About this exercise: Once the pictures have been set aside, copy every remaining entry exactly.

Data records
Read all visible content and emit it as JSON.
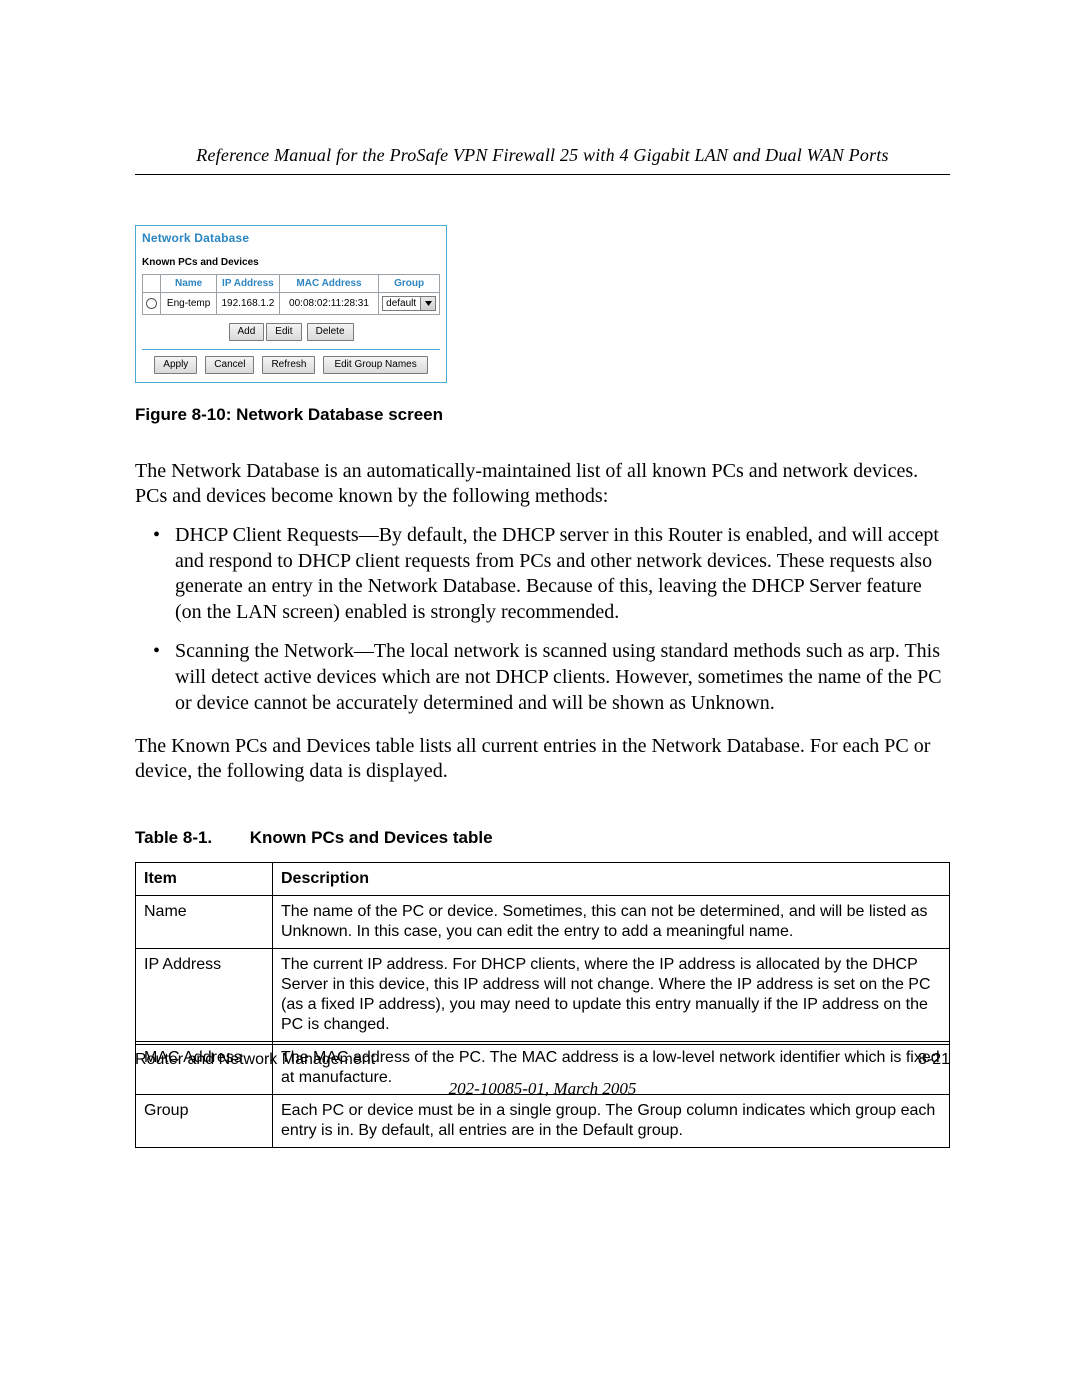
{
  "header": {
    "title": "Reference Manual for the ProSafe VPN Firewall 25 with 4 Gigabit LAN and Dual WAN Ports"
  },
  "screenshot": {
    "panel_title": "Network Database",
    "subtitle": "Known PCs and Devices",
    "columns": {
      "name": "Name",
      "ip": "IP Address",
      "mac": "MAC Address",
      "group": "Group"
    },
    "row": {
      "name": "Eng-temp",
      "ip": "192.168.1.2",
      "mac": "00:08:02:11:28:31",
      "group": "default"
    },
    "buttons_row1": {
      "add": "Add",
      "edit": "Edit",
      "delete": "Delete"
    },
    "buttons_row2": {
      "apply": "Apply",
      "cancel": "Cancel",
      "refresh": "Refresh",
      "edit_groups": "Edit Group Names"
    }
  },
  "figure_caption": "Figure 8-10:  Network Database screen",
  "paragraphs": {
    "p1": "The Network Database is an automatically-maintained list of all known PCs and network devices. PCs and devices become known by the following methods:",
    "p2": "The Known PCs and Devices table lists all current entries in the Network Database. For each PC or device, the following data is displayed."
  },
  "bullets": [
    "DHCP Client Requests—By default, the DHCP server in this Router is enabled, and will accept and respond to DHCP client requests from PCs and other network devices. These requests also generate an entry in the Network Database. Because of this, leaving the DHCP Server feature (on the LAN screen) enabled is strongly recommended.",
    "Scanning the Network—The local network is scanned using standard methods such as arp. This will detect active devices which are not DHCP clients. However, sometimes the name of the PC or device cannot be accurately determined and will be shown as Unknown."
  ],
  "table_caption": {
    "number": "Table 8-1.",
    "title": "Known PCs and Devices table"
  },
  "desc_table": {
    "headers": {
      "item": "Item",
      "desc": "Description"
    },
    "rows": [
      {
        "item": "Name",
        "desc": "The name of the PC or device. Sometimes, this can not be determined, and will be listed as Unknown. In this case, you can edit the entry to add a meaningful name."
      },
      {
        "item": "IP Address",
        "desc": "The current IP address. For DHCP clients, where the IP address is allocated by the DHCP Server in this device, this IP address will not change. Where the IP address is set on the PC (as a fixed IP address), you may need to update this entry manually if the IP address on the PC is changed."
      },
      {
        "item": "MAC Address",
        "desc": "The MAC address of the PC. The MAC address is a low-level network identifier which is fixed at manufacture."
      },
      {
        "item": "Group",
        "desc": "Each PC or device must be in a single group. The Group column indicates which group each entry is in. By default, all entries are in the Default group."
      }
    ]
  },
  "footer": {
    "section": "Router and Network Management",
    "page": "8-21",
    "docnum": "202-10085-01, March 2005"
  }
}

Task response:
Read all visible content and emit it as JSON.
{
  "header": {
    "title": "Reference Manual for the ProSafe VPN Firewall 25 with 4 Gigabit LAN and Dual WAN Ports"
  },
  "screenshot": {
    "panel_title": "Network Database",
    "subtitle": "Known PCs and Devices",
    "columns": {
      "name": "Name",
      "ip": "IP Address",
      "mac": "MAC Address",
      "group": "Group"
    },
    "row": {
      "name": "Eng-temp",
      "ip": "192.168.1.2",
      "mac": "00:08:02:11:28:31",
      "group": "default"
    },
    "buttons_row1": {
      "add": "Add",
      "edit": "Edit",
      "delete": "Delete"
    },
    "buttons_row2": {
      "apply": "Apply",
      "cancel": "Cancel",
      "refresh": "Refresh",
      "edit_groups": "Edit Group Names"
    }
  },
  "figure_caption": "Figure 8-10:  Network Database screen",
  "paragraphs": {
    "p1": "The Network Database is an automatically-maintained list of all known PCs and network devices. PCs and devices become known by the following methods:",
    "p2": "The Known PCs and Devices table lists all current entries in the Network Database. For each PC or device, the following data is displayed."
  },
  "bullets": [
    "DHCP Client Requests—By default, the DHCP server in this Router is enabled, and will accept and respond to DHCP client requests from PCs and other network devices. These requests also generate an entry in the Network Database. Because of this, leaving the DHCP Server feature (on the LAN screen) enabled is strongly recommended.",
    "Scanning the Network—The local network is scanned using standard methods such as arp. This will detect active devices which are not DHCP clients. However, sometimes the name of the PC or device cannot be accurately determined and will be shown as Unknown."
  ],
  "table_caption": {
    "number": "Table 8-1.",
    "title": "Known PCs and Devices table"
  },
  "desc_table": {
    "headers": {
      "item": "Item",
      "desc": "Description"
    },
    "rows": [
      {
        "item": "Name",
        "desc": "The name of the PC or device. Sometimes, this can not be determined, and will be listed as Unknown. In this case, you can edit the entry to add a meaningful name."
      },
      {
        "item": "IP Address",
        "desc": "The current IP address. For DHCP clients, where the IP address is allocated by the DHCP Server in this device, this IP address will not change. Where the IP address is set on the PC (as a fixed IP address), you may need to update this entry manually if the IP address on the PC is changed."
      },
      {
        "item": "MAC Address",
        "desc": "The MAC address of the PC. The MAC address is a low-level network identifier which is fixed at manufacture."
      },
      {
        "item": "Group",
        "desc": "Each PC or device must be in a single group. The Group column indicates which group each entry is in. By default, all entries are in the Default group."
      }
    ]
  },
  "footer": {
    "section": "Router and Network Management",
    "page": "8-21",
    "docnum": "202-10085-01, March 2005"
  }
}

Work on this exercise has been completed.